§ Task prompt
Exactly as given, reproduce the records in full.

------------------------------------

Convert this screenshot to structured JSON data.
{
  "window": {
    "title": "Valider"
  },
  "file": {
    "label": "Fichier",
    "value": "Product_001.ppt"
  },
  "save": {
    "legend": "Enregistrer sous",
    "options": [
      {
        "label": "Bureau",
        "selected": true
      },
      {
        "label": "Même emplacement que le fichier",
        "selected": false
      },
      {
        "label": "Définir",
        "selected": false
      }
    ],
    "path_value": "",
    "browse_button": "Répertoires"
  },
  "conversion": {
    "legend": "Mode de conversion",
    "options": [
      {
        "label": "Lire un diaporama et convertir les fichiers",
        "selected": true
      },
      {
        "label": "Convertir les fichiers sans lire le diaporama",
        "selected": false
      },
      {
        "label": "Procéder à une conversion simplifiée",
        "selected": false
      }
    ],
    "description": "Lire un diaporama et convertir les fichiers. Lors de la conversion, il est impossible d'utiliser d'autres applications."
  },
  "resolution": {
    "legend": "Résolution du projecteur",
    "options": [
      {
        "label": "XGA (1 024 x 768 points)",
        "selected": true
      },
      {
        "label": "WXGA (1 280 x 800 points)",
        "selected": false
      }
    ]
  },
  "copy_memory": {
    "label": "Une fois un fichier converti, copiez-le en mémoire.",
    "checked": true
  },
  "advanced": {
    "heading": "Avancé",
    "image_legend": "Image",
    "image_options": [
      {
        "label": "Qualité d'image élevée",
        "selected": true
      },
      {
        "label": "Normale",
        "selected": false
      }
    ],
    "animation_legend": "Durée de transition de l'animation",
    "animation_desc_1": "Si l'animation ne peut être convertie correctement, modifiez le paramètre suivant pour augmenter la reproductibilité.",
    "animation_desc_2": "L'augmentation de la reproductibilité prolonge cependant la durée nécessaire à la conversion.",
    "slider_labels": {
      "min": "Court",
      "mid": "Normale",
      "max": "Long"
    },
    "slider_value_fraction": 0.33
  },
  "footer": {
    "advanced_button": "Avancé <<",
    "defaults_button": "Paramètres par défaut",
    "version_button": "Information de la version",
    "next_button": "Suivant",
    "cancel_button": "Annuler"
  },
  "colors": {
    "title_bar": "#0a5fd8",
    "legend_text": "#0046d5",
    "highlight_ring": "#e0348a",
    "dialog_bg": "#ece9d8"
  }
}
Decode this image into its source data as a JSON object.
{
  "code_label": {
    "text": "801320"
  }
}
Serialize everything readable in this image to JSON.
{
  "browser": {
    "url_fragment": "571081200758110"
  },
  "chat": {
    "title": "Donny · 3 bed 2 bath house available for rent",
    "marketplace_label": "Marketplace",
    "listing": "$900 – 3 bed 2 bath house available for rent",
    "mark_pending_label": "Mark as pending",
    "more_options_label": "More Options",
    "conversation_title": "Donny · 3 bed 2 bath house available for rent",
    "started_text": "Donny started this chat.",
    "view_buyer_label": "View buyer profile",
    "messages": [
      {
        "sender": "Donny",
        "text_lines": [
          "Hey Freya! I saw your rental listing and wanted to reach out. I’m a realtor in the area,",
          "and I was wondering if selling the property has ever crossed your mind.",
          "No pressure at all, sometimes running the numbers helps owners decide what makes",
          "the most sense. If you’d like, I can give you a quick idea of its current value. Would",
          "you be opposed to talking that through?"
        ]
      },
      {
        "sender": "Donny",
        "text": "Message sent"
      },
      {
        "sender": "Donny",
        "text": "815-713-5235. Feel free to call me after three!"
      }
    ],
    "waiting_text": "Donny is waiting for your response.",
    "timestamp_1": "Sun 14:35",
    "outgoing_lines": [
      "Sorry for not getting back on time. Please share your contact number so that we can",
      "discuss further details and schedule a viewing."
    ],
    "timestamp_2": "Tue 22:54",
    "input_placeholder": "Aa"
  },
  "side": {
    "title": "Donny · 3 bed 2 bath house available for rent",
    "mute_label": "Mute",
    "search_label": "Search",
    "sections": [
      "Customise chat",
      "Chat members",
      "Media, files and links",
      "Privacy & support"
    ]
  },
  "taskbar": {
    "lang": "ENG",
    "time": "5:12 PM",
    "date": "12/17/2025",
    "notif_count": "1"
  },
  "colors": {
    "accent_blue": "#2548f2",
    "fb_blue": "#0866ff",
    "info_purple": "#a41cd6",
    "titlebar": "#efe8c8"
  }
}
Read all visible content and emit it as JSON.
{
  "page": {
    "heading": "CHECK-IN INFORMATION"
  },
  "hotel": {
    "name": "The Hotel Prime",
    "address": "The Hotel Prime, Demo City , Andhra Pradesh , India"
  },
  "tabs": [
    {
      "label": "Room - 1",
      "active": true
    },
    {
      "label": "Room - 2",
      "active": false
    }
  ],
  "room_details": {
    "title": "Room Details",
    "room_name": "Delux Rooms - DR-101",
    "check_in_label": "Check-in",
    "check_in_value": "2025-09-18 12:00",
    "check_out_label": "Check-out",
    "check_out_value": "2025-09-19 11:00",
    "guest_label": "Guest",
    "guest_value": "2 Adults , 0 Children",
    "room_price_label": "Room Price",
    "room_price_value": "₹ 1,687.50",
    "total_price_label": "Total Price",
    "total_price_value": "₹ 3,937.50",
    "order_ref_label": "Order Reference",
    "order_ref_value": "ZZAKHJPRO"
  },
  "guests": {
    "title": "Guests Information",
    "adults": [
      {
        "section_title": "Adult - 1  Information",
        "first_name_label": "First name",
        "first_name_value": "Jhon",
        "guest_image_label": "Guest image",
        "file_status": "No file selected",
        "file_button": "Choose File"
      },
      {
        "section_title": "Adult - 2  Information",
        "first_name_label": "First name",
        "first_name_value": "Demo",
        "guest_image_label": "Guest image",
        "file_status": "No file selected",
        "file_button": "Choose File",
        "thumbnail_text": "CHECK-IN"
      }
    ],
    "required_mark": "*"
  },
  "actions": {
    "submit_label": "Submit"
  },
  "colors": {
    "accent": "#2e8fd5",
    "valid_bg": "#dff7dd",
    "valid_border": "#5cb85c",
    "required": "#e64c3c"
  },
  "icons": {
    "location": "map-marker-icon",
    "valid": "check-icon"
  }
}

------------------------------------

§ Response to the task
Convert this screenshot to structured JSON data.
{
  "window": {
    "title": "Valider"
  },
  "file": {
    "label": "Fichier",
    "value": "Product_001.ppt"
  },
  "save": {
    "legend": "Enregistrer sous",
    "options": [
      {
        "label": "Bureau",
        "selected": true
      },
      {
        "label": "Même emplacement que le fichier",
        "selected": false
      },
      {
        "label": "Définir",
        "selected": false
      }
    ],
    "path_value": "",
    "browse_button": "Répertoires"
  },
  "conversion": {
    "legend": "Mode de conversion",
    "options": [
      {
        "label": "Lire un diaporama et convertir les fichiers",
        "selected": true
      },
      {
        "label": "Convertir les fichiers sans lire le diaporama",
        "selected": false
      },
      {
        "label": "Procéder à une conversion simplifiée",
        "selected": false
      }
    ],
    "description": "Lire un diaporama et convertir les fichiers. Lors de la conversion, il est impossible d'utiliser d'autres applications."
  },
  "resolution": {
    "legend": "Résolution du projecteur",
    "options": [
      {
        "label": "XGA (1 024 x 768 points)",
        "selected": true
      },
      {
        "label": "WXGA (1 280 x 800 points)",
        "selected": false
      }
    ]
  },
  "copy_memory": {
    "label": "Une fois un fichier converti, copiez-le en mémoire.",
    "checked": true
  },
  "advanced": {
    "heading": "Avancé",
    "image_legend": "Image",
    "image_options": [
      {
        "label": "Qualité d'image élevée",
        "selected": true
      },
      {
        "label": "Normale",
        "selected": false
      }
    ],
    "animation_legend": "Durée de transition de l'animation",
    "animation_desc_1": "Si l'animation ne peut être convertie correctement, modifiez le paramètre suivant pour augmenter la reproductibilité.",
    "animation_desc_2": "L'augmentation de la reproductibilité prolonge cependant la durée nécessaire à la conversion.",
    "slider_labels": {
      "min": "Court",
      "mid": "Normale",
      "max": "Long"
    },
    "slider_value_fraction": 0.33
  },
  "footer": {
    "advanced_button": "Avancé <<",
    "defaults_button": "Paramètres par défaut",
    "version_button": "Information de la version",
    "next_button": "Suivant",
    "cancel_button": "Annuler"
  },
  "colors": {
    "title_bar": "#0a5fd8",
    "legend_text": "#0046d5",
    "highlight_ring": "#e0348a",
    "dialog_bg": "#ece9d8"
  }
}
Decode this image into its source data as a JSON object.
{
  "code_label": {
    "text": "801320"
  }
}
Serialize everything readable in this image to JSON.
{
  "browser": {
    "url_fragment": "571081200758110"
  },
  "chat": {
    "title": "Donny · 3 bed 2 bath house available for rent",
    "marketplace_label": "Marketplace",
    "listing": "$900 – 3 bed 2 bath house available for rent",
    "mark_pending_label": "Mark as pending",
    "more_options_label": "More Options",
    "conversation_title": "Donny · 3 bed 2 bath house available for rent",
    "started_text": "Donny started this chat.",
    "view_buyer_label": "View buyer profile",
    "messages": [
      {
        "sender": "Donny",
        "text_lines": [
          "Hey Freya! I saw your rental listing and wanted to reach out. I’m a realtor in the area,",
          "and I was wondering if selling the property has ever crossed your mind.",
          "No pressure at all, sometimes running the numbers helps owners decide what makes",
          "the most sense. If you’d like, I can give you a quick idea of its current value. Would",
          "you be opposed to talking that through?"
        ]
      },
      {
        "sender": "Donny",
        "text": "Message sent"
      },
      {
        "sender": "Donny",
        "text": "815-713-5235. Feel free to call me after three!"
      }
    ],
    "waiting_text": "Donny is waiting for your response.",
    "timestamp_1": "Sun 14:35",
    "outgoing_lines": [
      "Sorry for not getting back on time. Please share your contact number so that we can",
      "discuss further details and schedule a viewing."
    ],
    "timestamp_2": "Tue 22:54",
    "input_placeholder": "Aa"
  },
  "side": {
    "title": "Donny · 3 bed 2 bath house available for rent",
    "mute_label": "Mute",
    "search_label": "Search",
    "sections": [
      "Customise chat",
      "Chat members",
      "Media, files and links",
      "Privacy & support"
    ]
  },
  "taskbar": {
    "lang": "ENG",
    "time": "5:12 PM",
    "date": "12/17/2025",
    "notif_count": "1"
  },
  "colors": {
    "accent_blue": "#2548f2",
    "fb_blue": "#0866ff",
    "info_purple": "#a41cd6",
    "titlebar": "#efe8c8"
  }
}
Read all visible content and emit it as JSON.
{
  "page": {
    "heading": "CHECK-IN INFORMATION"
  },
  "hotel": {
    "name": "The Hotel Prime",
    "address": "The Hotel Prime, Demo City , Andhra Pradesh , India"
  },
  "tabs": [
    {
      "label": "Room - 1",
      "active": true
    },
    {
      "label": "Room - 2",
      "active": false
    }
  ],
  "room_details": {
    "title": "Room Details",
    "room_name": "Delux Rooms - DR-101",
    "check_in_label": "Check-in",
    "check_in_value": "2025-09-18 12:00",
    "check_out_label": "Check-out",
    "check_out_value": "2025-09-19 11:00",
    "guest_label": "Guest",
    "guest_value": "2 Adults , 0 Children",
    "room_price_label": "Room Price",
    "room_price_value": "₹ 1,687.50",
    "total_price_label": "Total Price",
    "total_price_value": "₹ 3,937.50",
    "order_ref_label": "Order Reference",
    "order_ref_value": "ZZAKHJPRO"
  },
  "guests": {
    "title": "Guests Information",
    "adults": [
      {
        "section_title": "Adult - 1  Information",
        "first_name_label": "First name",
        "first_name_value": "Jhon",
        "guest_image_label": "Guest image",
        "file_status": "No file selected",
        "file_button": "Choose File"
      },
      {
        "section_title": "Adult - 2  Information",
        "first_name_label": "First name",
        "first_name_value": "Demo",
        "guest_image_label": "Guest image",
        "file_status": "No file selected",
        "file_button": "Choose File",
        "thumbnail_text": "CHECK-IN"
      }
    ],
    "required_mark": "*"
  },
  "actions": {
    "submit_label": "Submit"
  },
  "colors": {
    "accent": "#2e8fd5",
    "valid_bg": "#dff7dd",
    "valid_border": "#5cb85c",
    "required": "#e64c3c"
  },
  "icons": {
    "location": "map-marker-icon",
    "valid": "check-icon"
  }
}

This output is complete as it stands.